"Take a look at Gary - he could be anyone's son or daughter in this country and the only bit of law that could save him yesterday was the human rights act."
Mark Lever, chief executive of the National Autistic Society, said: "We've started to raise the profile of the vulnerability of people with autism in the criminal justice system."
Mr McKinnon's MP, Conservative David Burrowes, said: "It's a life that's been given back to Gary in a long dark tunnel that is 10 years. This must never happen again."
At the scene
Janis Sharp entered the room hosting her press conference with a smile that hardly ever left her face.
She beamed as she listened to the others sitting around her, MPs and civil rights campaigners and lawyers among them.

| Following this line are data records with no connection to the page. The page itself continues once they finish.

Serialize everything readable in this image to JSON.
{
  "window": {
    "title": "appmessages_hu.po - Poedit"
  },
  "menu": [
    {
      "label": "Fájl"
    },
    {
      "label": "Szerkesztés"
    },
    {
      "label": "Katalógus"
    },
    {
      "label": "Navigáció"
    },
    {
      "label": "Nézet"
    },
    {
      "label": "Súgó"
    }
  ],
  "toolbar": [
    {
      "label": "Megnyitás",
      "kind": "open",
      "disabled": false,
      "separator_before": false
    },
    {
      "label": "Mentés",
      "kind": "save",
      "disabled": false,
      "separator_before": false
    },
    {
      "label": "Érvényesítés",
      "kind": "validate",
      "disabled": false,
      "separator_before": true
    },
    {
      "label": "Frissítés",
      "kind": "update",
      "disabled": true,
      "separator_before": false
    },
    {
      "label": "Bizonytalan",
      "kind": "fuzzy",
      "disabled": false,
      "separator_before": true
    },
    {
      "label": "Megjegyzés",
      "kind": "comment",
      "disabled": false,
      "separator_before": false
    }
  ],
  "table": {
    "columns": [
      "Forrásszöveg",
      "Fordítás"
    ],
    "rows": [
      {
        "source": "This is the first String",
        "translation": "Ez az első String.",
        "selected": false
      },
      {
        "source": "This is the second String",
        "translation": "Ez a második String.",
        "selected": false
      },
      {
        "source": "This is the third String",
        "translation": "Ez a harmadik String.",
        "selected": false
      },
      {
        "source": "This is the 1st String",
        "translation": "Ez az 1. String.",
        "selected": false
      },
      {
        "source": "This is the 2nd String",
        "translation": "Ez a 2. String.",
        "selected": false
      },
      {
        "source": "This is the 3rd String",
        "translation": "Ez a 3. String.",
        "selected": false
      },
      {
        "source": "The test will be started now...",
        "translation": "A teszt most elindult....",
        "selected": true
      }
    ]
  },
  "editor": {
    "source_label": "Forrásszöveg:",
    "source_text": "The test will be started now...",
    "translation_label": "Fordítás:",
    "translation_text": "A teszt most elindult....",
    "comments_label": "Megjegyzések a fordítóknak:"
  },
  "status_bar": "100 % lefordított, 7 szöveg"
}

All of them had supported her son's battle against extradition and she looked as though she wanted to hug them all.
There was a palpable sense of relief flooding down from those on the speaking panel, not least because everyone knew that their refusal to bow to the demands of the United States was an embodiment of the David v Goliath story.
"It's been horrendous," Janis said. "Awful." She spoke so quickly in thanking the long list of supporters, some of them celebrities such as Sting's wife, Trudie Styler. And as she said that Gary had now smiled "for the first time in years" she beamed herself once more.
But Labour former home secretary Alan Johnson criticised the decision and claimed Mrs May had made a decision which was "in her own party's best interests but it's not in the best interests of this country".
He said: "Gary McKinnon is accused of very serious offences. The US was perfectly within its rights and it was extremely reasonable of them to seek his extradition."
American extradition expert Douglas McNabb said the US Attorney's Office would be furious.
Mr McNabb said he suspected it would ask Interpol to issue a red notice - making other nations aware there was an outstanding arrest warrant for Mr McKinnon in the US - which would mean he could be arrested if he left the UK.
At a press conference Ms Sharp praised the media, and especially the Daily Mail, for campaigning on behalf of her son.
Asked about the possibility of him facing a trial in the UK, she said: "He's lost 10 years of his life, but if this happens as well, we can deal with that."
The family of terror suspect Babar Ahmad said while they welcomed the decision not to extradite Mr McKinnon, questions had to be asked.
Mr Ahmad was one of five terror suspects, including radical cleric Abu Hamza al-Masri, extradited to the US earlier this month. His co-accused, Talha Ahsan, who was also extradited, was diagnosed with Asperger's in June 2009, according to a European Court of Human Rights judgement.
Mr Ahmad's family said: "Why within the space of two weeks, a British citizen with Asperger's accused of computer-related activity is not extradited, while two other British citizens, one with Asperger's, engaged in computer-related activity are extradited. A clear demonstration of double standards."
US authorities have described Mr McKinnon's actions as the "biggest military computer hack of all time" and have demanded he face justice in America.
They insisted his hacking was "intentional and calculated to influence and affect the US government by intimidation and coercion".